**Using Monte Carlo Simulation in Project Estimates by Mr. Akram Najjar
**

Mr. Akram Najjar was the speaker for the month of July and delivered the lecture on Monte Carlo Simulation “Using Monte Carlo Simulation in Project Estimates”

**Lecture Outline**

Why are single point estimates unreliable and what is the alternative?

What are distributions and how do we extract random samples from them (using Excel)? Two costing examples.

How to setup a Monte Carlo Simulation model in a spreadsheet?

Two PM examples (in detail)

How to statistically analyze the thousands of runs to reach reliable estimates?

**Lecture Objectives**
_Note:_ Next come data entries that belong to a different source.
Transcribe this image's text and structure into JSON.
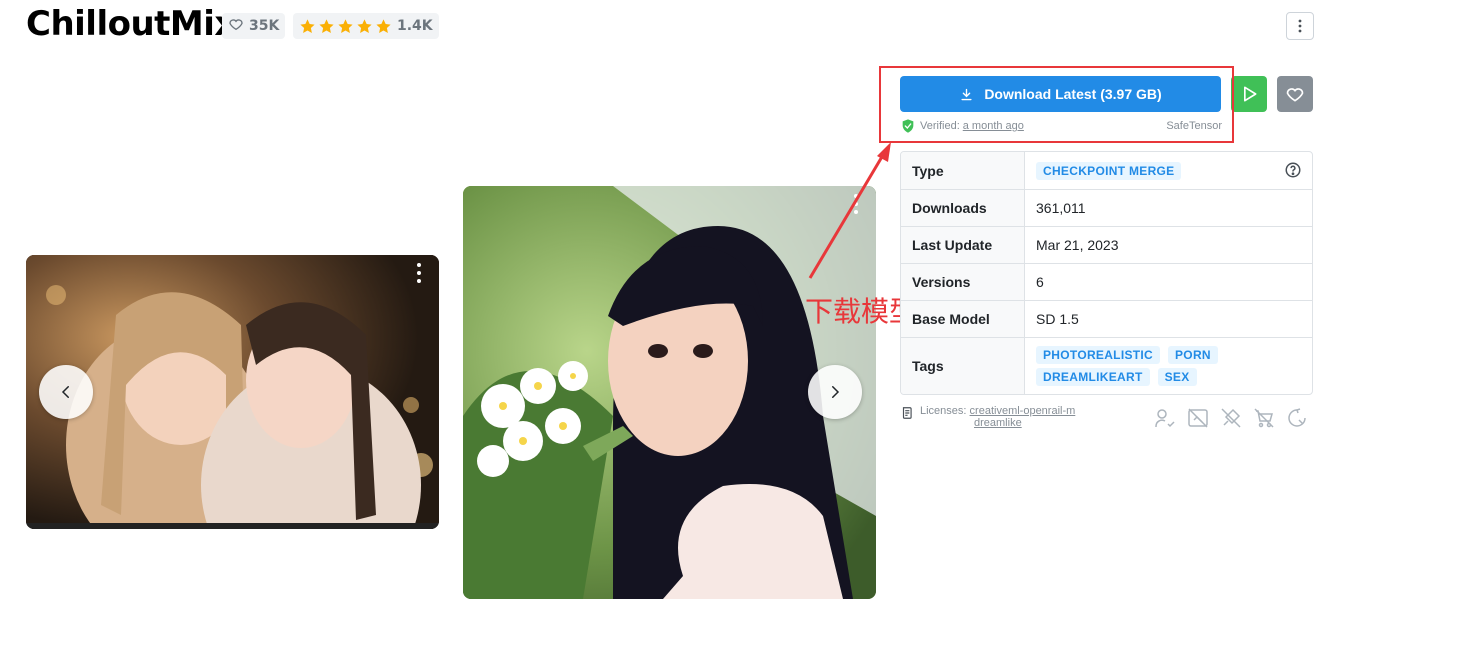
{
  "model": {
    "title": "ChilloutMix",
    "likes": "35K",
    "rating_count": "1.4K",
    "rating_stars": 5
  },
  "download": {
    "label": "Download Latest (3.97 GB)",
    "verified_label": "Verified:",
    "verified_time": "a month ago",
    "format": "SafeTensor"
  },
  "annotation": {
    "text": "下载模型",
    "color": "#e8373a"
  },
  "details": {
    "rows": [
      {
        "key": "Type",
        "value": "CHECKPOINT MERGE"
      },
      {
        "key": "Downloads",
        "value": "361,011"
      },
      {
        "key": "Last Update",
        "value": "Mar 21, 2023"
      },
      {
        "key": "Versions",
        "value": "6"
      },
      {
        "key": "Base Model",
        "value": "SD 1.5"
      },
      {
        "key": "Tags",
        "value": [
          "PHOTOREALISTIC",
          "PORN",
          "DREAMLIKEART",
          "SEX"
        ]
      }
    ]
  },
  "license": {
    "label": "Licenses:",
    "links": [
      "creativeml-openrail-m",
      "dreamlike"
    ]
  },
  "permission_icons": [
    "user-check-icon",
    "no-image-sell-icon",
    "no-rent-icon",
    "no-sell-icon",
    "no-merge-icon"
  ],
  "colors": {
    "primary": "#228be6",
    "run": "#40c057",
    "favorite": "#868e96",
    "star": "#fab005",
    "tag_bg": "#e7f5ff"
  },
  "icons": [
    "heart-icon",
    "star-icon",
    "vertical-dots-icon",
    "download-icon",
    "play-icon",
    "chevron-left-icon",
    "chevron-right-icon",
    "shield-check-icon",
    "help-circle-icon",
    "scroll-icon"
  ]
}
A Project Manager usually knows how certain parameters (such as duration, resource rates or quantities) behave. However, the PM can almost never define reliable single point estimates for these parameters. The result: many projects fail due to unreliable estimates. The alternative? The PM has to use his/her knowledge of how specific parameters behave statistically. For example, the PM knows that a specific task’s duration is distributed according to the bell shaped curve OR that another is uniformly distributed (flat variation), or triangular, or Beta-PERT, etc. The PM can then use Monte Carlo Simulation (MCS) to arrive at statistically significant and robust results. Monte Carlo Simulation (MCS) is a technique that relies on two processes. Process 1 aims at developing a spreadsheet model that calculates the critical path or the total cost, etc. The calculation is setup in a single row (or Run). This row is then duplicated a large number of times (thousands). Process 2 aims at inserting Excel functions in each of the parameters (durations, costs). In each row (or Run), such functions will provide a sample drawn from a statistical distribution that properly describes the behavior of that parameter. For example, a specific duration follows a Normal (Bell) distribution with an Average A and a Standard Deviation S. The model will then generate for each run and for that duration a different value that conforms with the bell shaped curve as defined (A and S). Each of these thousands of runs will provide the PM with a different “simulation” of the duration or the total cost, etc. By statistically analyzing the thousands of results, the PM can arrive at a robust and reliable estimate. Proprietary Add On’s for Monte Carlo Simulation in Microsoft Project are available. However, it is easy, free and more flexible to use native Microsoft functions to carry out the full simulation. The talk covered all the steps needed for such simulations giving several examples.